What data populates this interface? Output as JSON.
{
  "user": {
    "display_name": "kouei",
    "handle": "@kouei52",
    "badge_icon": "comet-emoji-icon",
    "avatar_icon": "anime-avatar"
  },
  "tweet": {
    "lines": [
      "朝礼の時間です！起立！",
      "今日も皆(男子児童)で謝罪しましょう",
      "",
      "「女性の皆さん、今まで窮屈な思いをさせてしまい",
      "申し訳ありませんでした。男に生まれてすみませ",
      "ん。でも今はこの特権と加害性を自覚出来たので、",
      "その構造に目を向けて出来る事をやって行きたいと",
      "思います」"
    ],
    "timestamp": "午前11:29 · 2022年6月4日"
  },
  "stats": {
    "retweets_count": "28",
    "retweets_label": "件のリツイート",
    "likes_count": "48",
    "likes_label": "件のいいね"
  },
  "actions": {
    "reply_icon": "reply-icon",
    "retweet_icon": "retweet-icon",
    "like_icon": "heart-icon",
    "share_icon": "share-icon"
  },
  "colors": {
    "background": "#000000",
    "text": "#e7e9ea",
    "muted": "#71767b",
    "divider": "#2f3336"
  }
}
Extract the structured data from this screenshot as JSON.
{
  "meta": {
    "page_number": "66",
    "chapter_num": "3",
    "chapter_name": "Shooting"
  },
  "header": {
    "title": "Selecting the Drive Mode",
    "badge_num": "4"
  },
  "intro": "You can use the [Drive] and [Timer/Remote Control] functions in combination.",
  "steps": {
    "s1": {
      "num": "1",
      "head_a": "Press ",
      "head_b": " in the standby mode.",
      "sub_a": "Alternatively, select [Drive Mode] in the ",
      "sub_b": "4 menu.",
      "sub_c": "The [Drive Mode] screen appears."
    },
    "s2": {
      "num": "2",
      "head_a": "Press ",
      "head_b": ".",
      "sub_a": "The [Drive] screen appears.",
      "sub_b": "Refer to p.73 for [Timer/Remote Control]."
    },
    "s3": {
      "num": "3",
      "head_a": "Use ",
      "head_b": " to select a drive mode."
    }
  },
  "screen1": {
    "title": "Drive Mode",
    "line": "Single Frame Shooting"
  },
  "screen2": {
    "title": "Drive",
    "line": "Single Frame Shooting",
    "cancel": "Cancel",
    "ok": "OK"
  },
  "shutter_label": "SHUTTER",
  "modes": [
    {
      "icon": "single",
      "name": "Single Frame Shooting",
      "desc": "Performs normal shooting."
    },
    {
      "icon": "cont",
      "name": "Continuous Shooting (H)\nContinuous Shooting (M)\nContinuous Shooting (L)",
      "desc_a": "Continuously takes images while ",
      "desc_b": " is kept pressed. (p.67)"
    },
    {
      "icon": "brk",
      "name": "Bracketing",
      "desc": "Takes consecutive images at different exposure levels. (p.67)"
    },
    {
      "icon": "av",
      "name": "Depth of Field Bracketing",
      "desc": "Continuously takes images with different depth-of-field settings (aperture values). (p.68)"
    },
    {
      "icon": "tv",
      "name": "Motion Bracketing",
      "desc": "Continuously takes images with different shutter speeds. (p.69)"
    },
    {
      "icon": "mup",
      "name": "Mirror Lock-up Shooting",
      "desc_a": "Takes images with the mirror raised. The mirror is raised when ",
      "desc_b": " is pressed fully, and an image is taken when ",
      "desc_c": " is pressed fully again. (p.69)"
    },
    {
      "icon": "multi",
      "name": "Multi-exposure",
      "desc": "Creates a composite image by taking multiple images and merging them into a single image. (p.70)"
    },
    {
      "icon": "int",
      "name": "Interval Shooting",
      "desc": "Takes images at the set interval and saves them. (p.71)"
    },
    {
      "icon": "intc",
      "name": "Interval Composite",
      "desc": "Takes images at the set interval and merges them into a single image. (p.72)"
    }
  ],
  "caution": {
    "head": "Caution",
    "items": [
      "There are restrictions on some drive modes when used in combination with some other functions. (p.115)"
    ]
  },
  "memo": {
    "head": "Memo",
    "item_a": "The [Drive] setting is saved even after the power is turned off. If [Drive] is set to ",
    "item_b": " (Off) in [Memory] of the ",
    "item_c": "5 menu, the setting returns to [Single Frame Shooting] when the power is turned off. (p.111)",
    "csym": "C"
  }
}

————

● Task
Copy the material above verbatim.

● Exercise response
What data populates this interface? Output as JSON.
{
  "user": {
    "display_name": "kouei",
    "handle": "@kouei52",
    "badge_icon": "comet-emoji-icon",
    "avatar_icon": "anime-avatar"
  },
  "tweet": {
    "lines": [
      "朝礼の時間です！起立！",
      "今日も皆(男子児童)で謝罪しましょう",
      "",
      "「女性の皆さん、今まで窮屈な思いをさせてしまい",
      "申し訳ありませんでした。男に生まれてすみませ",
      "ん。でも今はこの特権と加害性を自覚出来たので、",
      "その構造に目を向けて出来る事をやって行きたいと",
      "思います」"
    ],
    "timestamp": "午前11:29 · 2022年6月4日"
  },
  "stats": {
    "retweets_count": "28",
    "retweets_label": "件のリツイート",
    "likes_count": "48",
    "likes_label": "件のいいね"
  },
  "actions": {
    "reply_icon": "reply-icon",
    "retweet_icon": "retweet-icon",
    "like_icon": "heart-icon",
    "share_icon": "share-icon"
  },
  "colors": {
    "background": "#000000",
    "text": "#e7e9ea",
    "muted": "#71767b",
    "divider": "#2f3336"
  }
}
Extract the structured data from this screenshot as JSON.
{
  "meta": {
    "page_number": "66",
    "chapter_num": "3",
    "chapter_name": "Shooting"
  },
  "header": {
    "title": "Selecting the Drive Mode",
    "badge_num": "4"
  },
  "intro": "You can use the [Drive] and [Timer/Remote Control] functions in combination.",
  "steps": {
    "s1": {
      "num": "1",
      "head_a": "Press ",
      "head_b": " in the standby mode.",
      "sub_a": "Alternatively, select [Drive Mode] in the ",
      "sub_b": "4 menu.",
      "sub_c": "The [Drive Mode] screen appears."
    },
    "s2": {
      "num": "2",
      "head_a": "Press ",
      "head_b": ".",
      "sub_a": "The [Drive] screen appears.",
      "sub_b": "Refer to p.73 for [Timer/Remote Control]."
    },
    "s3": {
      "num": "3",
      "head_a": "Use ",
      "head_b": " to select a drive mode."
    }
  },
  "screen1": {
    "title": "Drive Mode",
    "line": "Single Frame Shooting"
  },
  "screen2": {
    "title": "Drive",
    "line": "Single Frame Shooting",
    "cancel": "Cancel",
    "ok": "OK"
  },
  "shutter_label": "SHUTTER",
  "modes": [
    {
      "icon": "single",
      "name": "Single Frame Shooting",
      "desc": "Performs normal shooting."
    },
    {
      "icon": "cont",
      "name": "Continuous Shooting (H)\nContinuous Shooting (M)\nContinuous Shooting (L)",
      "desc_a": "Continuously takes images while ",
      "desc_b": " is kept pressed. (p.67)"
    },
    {
      "icon": "brk",
      "name": "Bracketing",
      "desc": "Takes consecutive images at different exposure levels. (p.67)"
    },
    {
      "icon": "av",
      "name": "Depth of Field Bracketing",
      "desc": "Continuously takes images with different depth-of-field settings (aperture values). (p.68)"
    },
    {
      "icon": "tv",
      "name": "Motion Bracketing",
      "desc": "Continuously takes images with different shutter speeds. (p.69)"
    },
    {
      "icon": "mup",
      "name": "Mirror Lock-up Shooting",
      "desc_a": "Takes images with the mirror raised. The mirror is raised when ",
      "desc_b": " is pressed fully, and an image is taken when ",
      "desc_c": " is pressed fully again. (p.69)"
    },
    {
      "icon": "multi",
      "name": "Multi-exposure",
      "desc": "Creates a composite image by taking multiple images and merging them into a single image. (p.70)"
    },
    {
      "icon": "int",
      "name": "Interval Shooting",
      "desc": "Takes images at the set interval and saves them. (p.71)"
    },
    {
      "icon": "intc",
      "name": "Interval Composite",
      "desc": "Takes images at the set interval and merges them into a single image. (p.72)"
    }
  ],
  "caution": {
    "head": "Caution",
    "items": [
      "There are restrictions on some drive modes when used in combination with some other functions. (p.115)"
    ]
  },
  "memo": {
    "head": "Memo",
    "item_a": "The [Drive] setting is saved even after the power is turned off. If [Drive] is set to ",
    "item_b": " (Off) in [Memory] of the ",
    "item_c": "5 menu, the setting returns to [Single Frame Shooting] when the power is turned off. (p.111)",
    "csym": "C"
  }
}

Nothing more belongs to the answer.